DATA FOR THIS EXERCISE —
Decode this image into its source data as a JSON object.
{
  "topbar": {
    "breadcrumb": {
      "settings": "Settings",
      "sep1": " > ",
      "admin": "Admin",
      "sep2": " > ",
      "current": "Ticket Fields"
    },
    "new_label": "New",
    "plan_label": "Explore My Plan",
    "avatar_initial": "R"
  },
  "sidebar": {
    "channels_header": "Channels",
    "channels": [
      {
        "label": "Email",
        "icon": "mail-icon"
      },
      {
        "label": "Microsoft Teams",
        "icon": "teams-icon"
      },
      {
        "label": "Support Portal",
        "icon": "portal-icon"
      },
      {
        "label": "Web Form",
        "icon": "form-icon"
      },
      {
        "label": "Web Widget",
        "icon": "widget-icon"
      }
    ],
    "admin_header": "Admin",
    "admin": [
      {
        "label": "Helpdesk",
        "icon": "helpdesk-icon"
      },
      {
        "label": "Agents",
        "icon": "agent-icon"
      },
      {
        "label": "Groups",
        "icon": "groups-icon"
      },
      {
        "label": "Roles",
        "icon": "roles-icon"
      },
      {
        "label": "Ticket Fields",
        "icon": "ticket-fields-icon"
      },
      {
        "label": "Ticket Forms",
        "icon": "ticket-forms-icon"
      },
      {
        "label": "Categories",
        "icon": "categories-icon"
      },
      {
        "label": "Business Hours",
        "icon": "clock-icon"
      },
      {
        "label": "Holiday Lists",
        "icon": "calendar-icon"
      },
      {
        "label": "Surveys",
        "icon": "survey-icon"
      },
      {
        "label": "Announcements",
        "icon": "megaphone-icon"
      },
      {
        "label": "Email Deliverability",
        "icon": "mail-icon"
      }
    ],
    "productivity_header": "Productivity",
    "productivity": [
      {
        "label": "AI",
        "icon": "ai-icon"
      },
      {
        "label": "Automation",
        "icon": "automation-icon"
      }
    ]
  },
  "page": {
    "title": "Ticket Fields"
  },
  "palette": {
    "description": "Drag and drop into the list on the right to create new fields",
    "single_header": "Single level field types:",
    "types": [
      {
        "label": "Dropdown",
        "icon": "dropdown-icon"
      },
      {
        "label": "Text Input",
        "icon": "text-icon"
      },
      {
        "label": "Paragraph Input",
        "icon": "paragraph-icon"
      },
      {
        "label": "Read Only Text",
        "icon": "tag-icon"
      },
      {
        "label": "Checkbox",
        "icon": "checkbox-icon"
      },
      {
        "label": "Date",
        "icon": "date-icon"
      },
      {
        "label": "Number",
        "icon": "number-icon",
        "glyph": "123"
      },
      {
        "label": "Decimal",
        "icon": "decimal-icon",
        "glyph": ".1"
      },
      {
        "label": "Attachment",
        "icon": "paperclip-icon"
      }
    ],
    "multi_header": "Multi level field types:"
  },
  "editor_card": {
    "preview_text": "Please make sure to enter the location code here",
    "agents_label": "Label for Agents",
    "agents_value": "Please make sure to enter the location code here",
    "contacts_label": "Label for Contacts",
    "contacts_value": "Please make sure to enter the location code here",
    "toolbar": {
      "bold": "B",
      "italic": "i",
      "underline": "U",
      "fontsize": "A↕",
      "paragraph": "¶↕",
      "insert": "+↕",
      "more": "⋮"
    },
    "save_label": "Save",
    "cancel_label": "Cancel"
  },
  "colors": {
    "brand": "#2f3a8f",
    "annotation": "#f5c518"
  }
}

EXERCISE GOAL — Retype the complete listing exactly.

OUTPUT FOR THIS EXERCISE —
Decode this image into its source data as a JSON object.
{
  "topbar": {
    "breadcrumb": {
      "settings": "Settings",
      "sep1": " > ",
      "admin": "Admin",
      "sep2": " > ",
      "current": "Ticket Fields"
    },
    "new_label": "New",
    "plan_label": "Explore My Plan",
    "avatar_initial": "R"
  },
  "sidebar": {
    "channels_header": "Channels",
    "channels": [
      {
        "label": "Email",
        "icon": "mail-icon"
      },
      {
        "label": "Microsoft Teams",
        "icon": "teams-icon"
      },
      {
        "label": "Support Portal",
        "icon": "portal-icon"
      },
      {
        "label": "Web Form",
        "icon": "form-icon"
      },
      {
        "label": "Web Widget",
        "icon": "widget-icon"
      }
    ],
    "admin_header": "Admin",
    "admin": [
      {
        "label": "Helpdesk",
        "icon": "helpdesk-icon"
      },
      {
        "label": "Agents",
        "icon": "agent-icon"
      },
      {
        "label": "Groups",
        "icon": "groups-icon"
      },
      {
        "label": "Roles",
        "icon": "roles-icon"
      },
      {
        "label": "Ticket Fields",
        "icon": "ticket-fields-icon"
      },
      {
        "label": "Ticket Forms",
        "icon": "ticket-forms-icon"
      },
      {
        "label": "Categories",
        "icon": "categories-icon"
      },
      {
        "label": "Business Hours",
        "icon": "clock-icon"
      },
      {
        "label": "Holiday Lists",
        "icon": "calendar-icon"
      },
      {
        "label": "Surveys",
        "icon": "survey-icon"
      },
      {
        "label": "Announcements",
        "icon": "megaphone-icon"
      },
      {
        "label": "Email Deliverability",
        "icon": "mail-icon"
      }
    ],
    "productivity_header": "Productivity",
    "productivity": [
      {
        "label": "AI",
        "icon": "ai-icon"
      },
      {
        "label": "Automation",
        "icon": "automation-icon"
      }
    ]
  },
  "page": {
    "title": "Ticket Fields"
  },
  "palette": {
    "description": "Drag and drop into the list on the right to create new fields",
    "single_header": "Single level field types:",
    "types": [
      {
        "label": "Dropdown",
        "icon": "dropdown-icon"
      },
      {
        "label": "Text Input",
        "icon": "text-icon"
      },
      {
        "label": "Paragraph Input",
        "icon": "paragraph-icon"
      },
      {
        "label": "Read Only Text",
        "icon": "tag-icon"
      },
      {
        "label": "Checkbox",
        "icon": "checkbox-icon"
      },
      {
        "label": "Date",
        "icon": "date-icon"
      },
      {
        "label": "Number",
        "icon": "number-icon",
        "glyph": "123"
      },
      {
        "label": "Decimal",
        "icon": "decimal-icon",
        "glyph": ".1"
      },
      {
        "label": "Attachment",
        "icon": "paperclip-icon"
      }
    ],
    "multi_header": "Multi level field types:"
  },
  "editor_card": {
    "preview_text": "Please make sure to enter the location code here",
    "agents_label": "Label for Agents",
    "agents_value": "Please make sure to enter the location code here",
    "contacts_label": "Label for Contacts",
    "contacts_value": "Please make sure to enter the location code here",
    "toolbar": {
      "bold": "B",
      "italic": "i",
      "underline": "U",
      "fontsize": "A↕",
      "paragraph": "¶↕",
      "insert": "+↕",
      "more": "⋮"
    },
    "save_label": "Save",
    "cancel_label": "Cancel"
  },
  "colors": {
    "brand": "#2f3a8f",
    "annotation": "#f5c518"
  }
}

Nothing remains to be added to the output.